In a previous lesson, the obs and firstobs options were used to control which observations were included in a data set In this lesson some ways to fine-tune the selection of observations and variables are introduced. A text file containing the data below can be downloaded here.
You can decide whether or not an observation is included based on the value of a variable.
Or you can go the other way.
You can use comparison operators, like <, >, <=, >=, and their corresponding character abbreviations, lt, gt, le, and ge. If you use a character variable for the test, enclose the value in quotes and remember that case matters.
You can use logical operators like "and" and "or," and control order of operations using parentheses.
When reading from another SAS data set, such as when using a set statement, the same syntax can be used, or, you can use "where" in place of "if."
The use of if and where can be summarized as follows:
IF: Use in any data step, not in proc steps
WHERE: Use only when input is a SAS data set, in data or proc steps.
A data set can create more than one data set at a time.

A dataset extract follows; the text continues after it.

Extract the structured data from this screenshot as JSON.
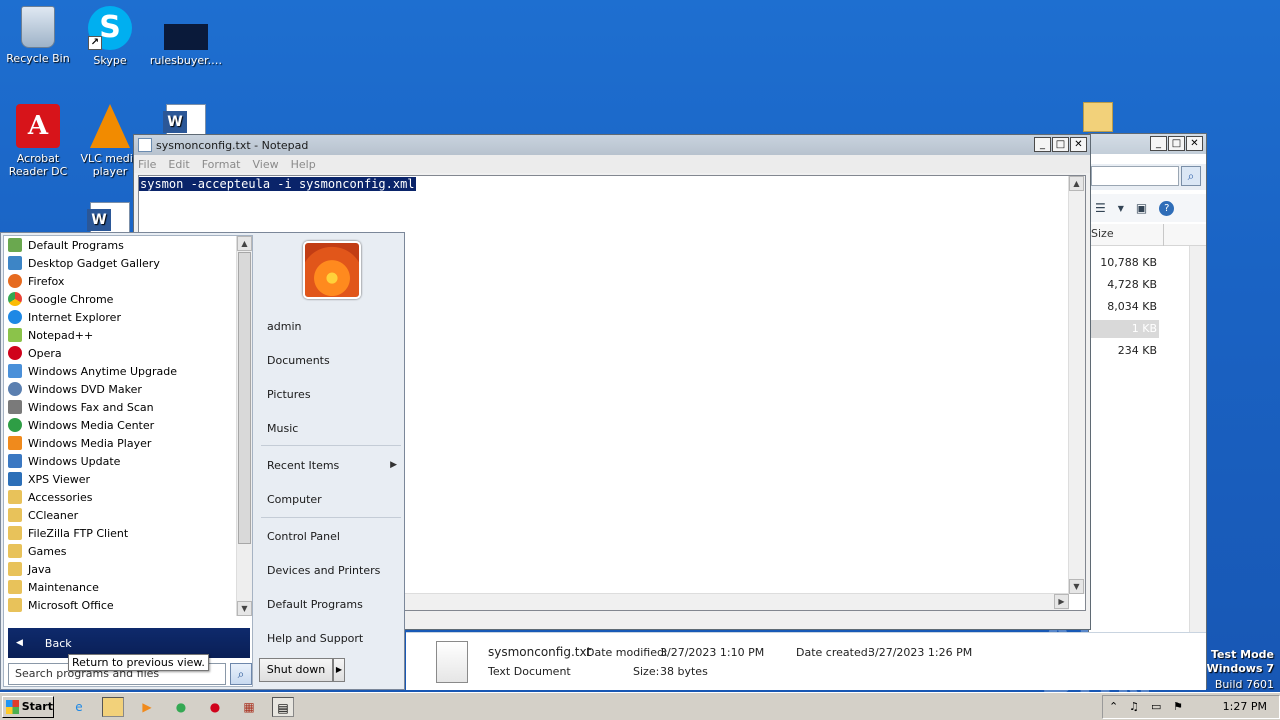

Perhaps you want to create a temporary data set for immediate use in the work directory, but also want to save it to a permanent library, as shown in the example below. Note that the data set names were placed on separate lines and indented in order to make it more clear to the reader what is being done.
Suppose, on the other hand, that you want to create different data sets. The following program will create three data sets, each containing different variables, but the same number of observations as the complete data.
You can also send different observations to different data sets. To do this, construct a logical test involving "if-then" clauses together with the "output" keyword to specify the target data set.
Notice that the three data sets being created are still named in the data statement. Data set options, such as keep and drop, can be used here just as in the last example. The input statement comes next, then the output instructions. As each observation is read from the cards (or infile, or source data set), the three if statements are processed, and whenever the logical condition is met, the observation is output to that data set. Some observations are output to more than one data set, because more than one condition is met.
If the intention is to split the data into mutually exclusive and exhaustive sets, then "if-then-else" clauses can be used to good effect. An "else statement" is only executed if the previous "if statement" is not (the logical test fails).
Use the example data given at the beginning of the lesson to do the following. Print all data sets.
1. In one data step,
create three data sets containing the following combinations of variables:
a) Name and age,
b) Height and weight, and
c) Name and height.
2. In one data step, create
three data sets containing the following groups of observations with all
a) All observations for names that come after "E" in alphabetical order,
b) All observations with ages of 9 or 10, and
c) All observations where the height is less than or equal to 48 and the weight is greater than or equal to 90.
In one data step, create three
data sets containing mutually exclusive observations (use if-then-else):
a) All observations where the weights are less than 75,
b) All observations where the weights are at least 75 but less than 100, and
c) All observations where the weights are at least 100.
Copyright reserved by Dr. Dwight Galster, 2006. Please request permission for reprints (other than for personal use) from firstname.lastname@example.org . "SAS" is a registered trade name of SAS Institute, Cary North Carolina. All other trade names mentioned are the property of their respective owners. This document is a work in progress and comments are welcome. Please send an email if you find it useful or if your site links to it.